Tuesday, November 20, 2007

Three Announcements from last week

There were three big announcements last week: Louis Henry Gates has started AfricanDNA with Family Tree DNA; deCode Genetics announced the release of its deCODEme product; and 23andMe announced the release of its product. Only the first product, AfricanDNA has a direct genetic genealogy impact for people wanting to know their ancestry using the current generation of DNA tests developed by FTDNA and others.

The latter two are more oriented toward medical aspects of one's DNA. Each uses a vastly expanded set of SNP tests accross the whole of the human genome. Neither test tests all the SNP sites used by the tests from FTDNA and other genetic genealogy testing companies. Until we see some results from their tests, it is not possible to tell how useful they will be for genetic genealogy.

The medical orientation of the tests is emphasized by the fact that deCODE had to enter into a consent decree in order to be able to off the test in all American states. As it is, eleven states will not allow their citizens access to the medical analysis portion of the results: Arizona, California, Connecticut, Georgia, Maryland, Michigan, New Jersey, New York, Rhode Island, and Wyoming.

Two questions arise in my mind: Will the deCODEme test be covered by medical insurance; does this mean we can expect to see prices fall for traditional genetic genealogy tests as the labs adopt the large test chips developed by Illumina and other companies?

More news later.

Thursday, November 15, 2007

More on Descendants of Joseph Smith

DNA tests rule out 2 as Smith descendants

Scientific advances prove no genetic link
By Carrie A. Moore
Deseret Morning News
Published: Saturday, Nov. 10, 2007 12:13 a.m. MST

After more than a century of speculation about whether LDS Church founder Joseph Smith had children with any of his plural wives, a local geneticist said he recently has crossed two such purported descendants off the list of potential candidates.

Ugo Perego, director of operations at the Sorenson Molecular Genealogy Foundation, told the Deseret Morning News that technological advances in DNA testing during the past couple of years have helped prove with "99.9 percent certainty" that two early Latter-day Saints thought by some to be Smith's children are not his descendants. They are:
• Mosiah Hancock, son of Clarissa Reed Hancock, who was married to Levi Hancock.
• Oliver Buell, son of Prescindia Huntington Buell, who was married to Norman Buell.

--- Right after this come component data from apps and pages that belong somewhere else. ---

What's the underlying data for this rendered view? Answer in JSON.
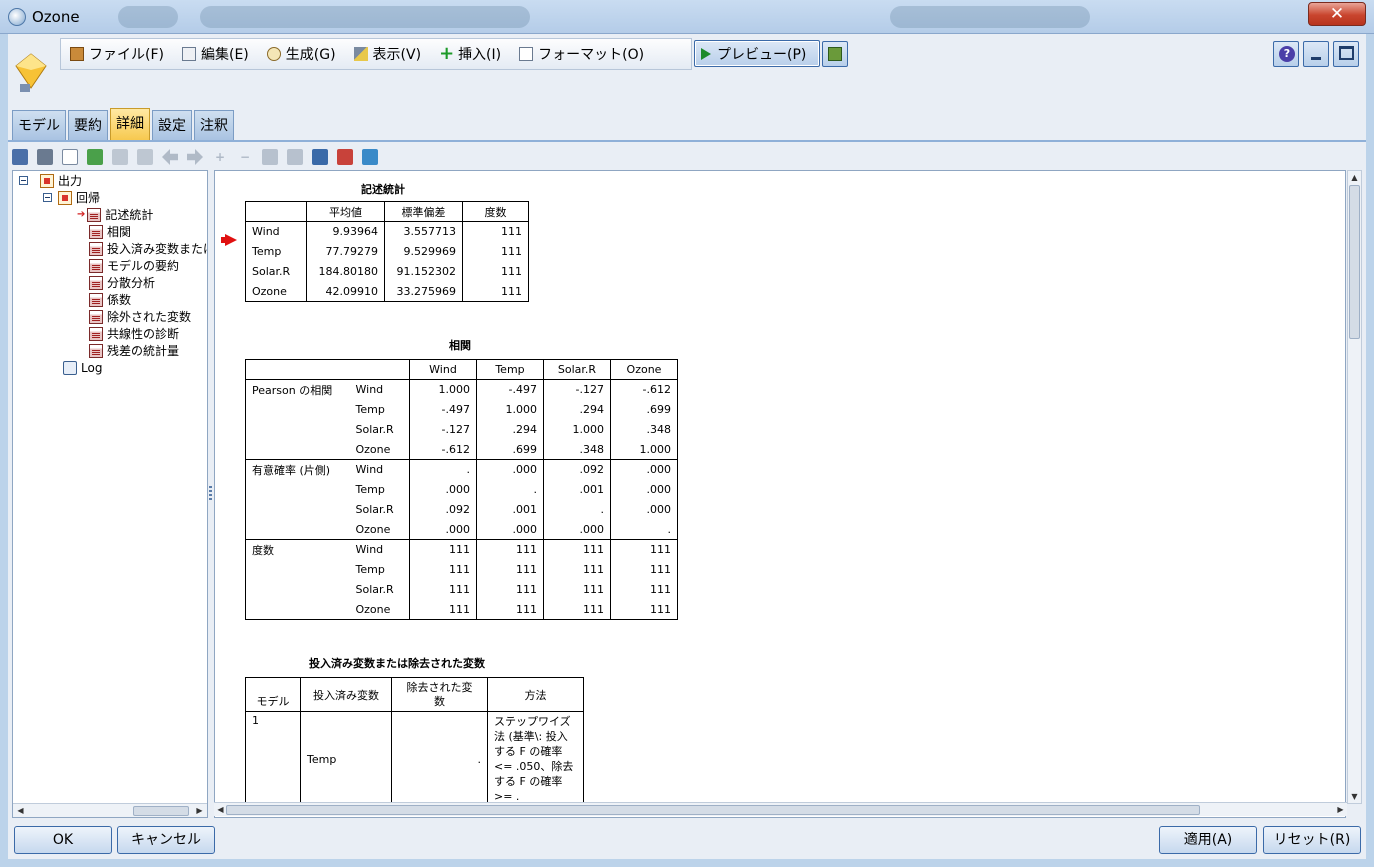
{
  "window": {
    "title": "Ozone",
    "close_label": "✕"
  },
  "menu": {
    "file": "ファイル(F)",
    "edit": "編集(E)",
    "generate": "生成(G)",
    "view": "表示(V)",
    "insert": "挿入(I)",
    "format": "フォーマット(O)",
    "preview": "プレビュー(P)"
  },
  "help_label": "?",
  "tabs": [
    "モデル",
    "要約",
    "詳細",
    "設定",
    "注釈"
  ],
  "active_tab": "詳細",
  "tree": {
    "root": "出力",
    "child": "回帰",
    "items": [
      "記述統計",
      "相関",
      "投入済み変数または",
      "モデルの要約",
      "分散分析",
      "係数",
      "除外された変数",
      "共線性の診断",
      "残差の統計量"
    ],
    "log": "Log"
  },
  "descriptives": {
    "title": "記述統計",
    "headers": [
      "平均値",
      "標準偏差",
      "度数"
    ],
    "rows": [
      {
        "name": "Wind",
        "mean": "9.93964",
        "sd": "3.557713",
        "n": "111"
      },
      {
        "name": "Temp",
        "mean": "77.79279",
        "sd": "9.529969",
        "n": "111"
      },
      {
        "name": "Solar.R",
        "mean": "184.80180",
        "sd": "91.152302",
        "n": "111"
      },
      {
        "name": "Ozone",
        "mean": "42.09910",
        "sd": "33.275969",
        "n": "111"
      }
    ]
  },
  "correlations": {
    "title": "相関",
    "columns": [
      "Wind",
      "Temp",
      "Solar.R",
      "Ozone"
    ],
    "groups": [
      {
        "label": "Pearson の相関",
        "rows": [
          {
            "var": "Wind",
            "vals": [
              "1.000",
              "-.497",
              "-.127",
              "-.612"
            ]
          },
          {
            "var": "Temp",
            "vals": [
              "-.497",
              "1.000",
              ".294",
              ".699"
            ]
          },
          {
            "var": "Solar.R",
            "vals": [
              "-.127",
              ".294",
              "1.000",
              ".348"
            ]
          },
          {
            "var": "Ozone",
            "vals": [
              "-.612",
              ".699",
              ".348",
              "1.000"
            ]
          }
        ]
      },
      {
        "label": "有意確率 (片側)",
        "rows": [
          {
            "var": "Wind",
            "vals": [
              ".",
              ".000",
              ".092",
              ".000"
            ]
          },
          {
            "var": "Temp",
            "vals": [
              ".000",
              ".",
              ".001",
              ".000"
            ]
          },
          {
            "var": "Solar.R",
            "vals": [
              ".092",
              ".001",
              ".",
              ".000"
            ]
          },
          {
            "var": "Ozone",
            "vals": [
              ".000",
              ".000",
              ".000",
              "."
            ]
          }
        ]
      },
      {
        "label": "度数",
        "rows": [
          {
            "var": "Wind",
            "vals": [
              "111",
              "111",
              "111",
              "111"
            ]
          },
          {
            "var": "Temp",
            "vals": [
              "111",
              "111",
              "111",
              "111"
            ]
          },
          {
            "var": "Solar.R",
            "vals": [
              "111",
              "111",
              "111",
              "111"
            ]
          },
          {
            "var": "Ozone",
            "vals": [
              "111",
              "111",
              "111",
              "111"
            ]
          }
        ]
      }
    ]
  },
  "variables_entered": {
    "title": "投入済み変数または除去された変数",
    "headers": [
      "モデル",
      "投入済み変数",
      "除去された変\n数",
      "方法"
    ],
    "row": {
      "model": "1",
      "entered": "Temp",
      "removed": ".",
      "method": "ステップワイズ法 (基準\\: 投入する F の確率 <= .050、除去する F の確率 >= ."
    }
  },
  "buttons": {
    "ok": "OK",
    "cancel": "キャンセル",
    "apply": "適用(A)",
    "reset": "リセット(R)"
  }
}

Continue reading here: http://deseretnews.com/article/1,5143,695226318,00.html

I have a particular interest in Joseph Smith's descendants since his wife is a cousin of mine on several lines of descent.

Monday, November 12, 2007

Alex Haley's nephew tests R1b

"Honoring Our Ancestors: Haley Family of Roots Fame Joins the DNA Game,
by Megan Smolenyak Smolenyak

Chris Haley
Many of you have probably heard or read about the entry of Ancestry into the genetic genealogy world. And some of you may have also heard that one of the first in line to get tested by DNA Ancestry was Chris Haley, Director of the Study of the Legacy of Slavery in Maryland at the Maryland State Archives and –oh, yeah–the nephew of Alex Haley.

The Haley Line
While we strongly associate the Haley name with “Roots,” the classic book that has inspired so many avid genealogists, that particular book isn’t actually about the Haley line. But “Queen,” a later book by Alex Haley and David Stevens, gives a brief accounting of this branch of the family tree:

“Following the common custom among slaves, Alec had taken the name Haley from his true Massa, although his real father’s name was Baugh. William Baugh was an overseer . . .”

Alec was the grandfather of Alex and the great-grandfather of Chris. And his father had been an overseer. So to the best of the family’s knowledge, the progenitor of the Haley line was of European origin, not African."

Continued here: http://blogs.ancestry.com/circle/?p=2025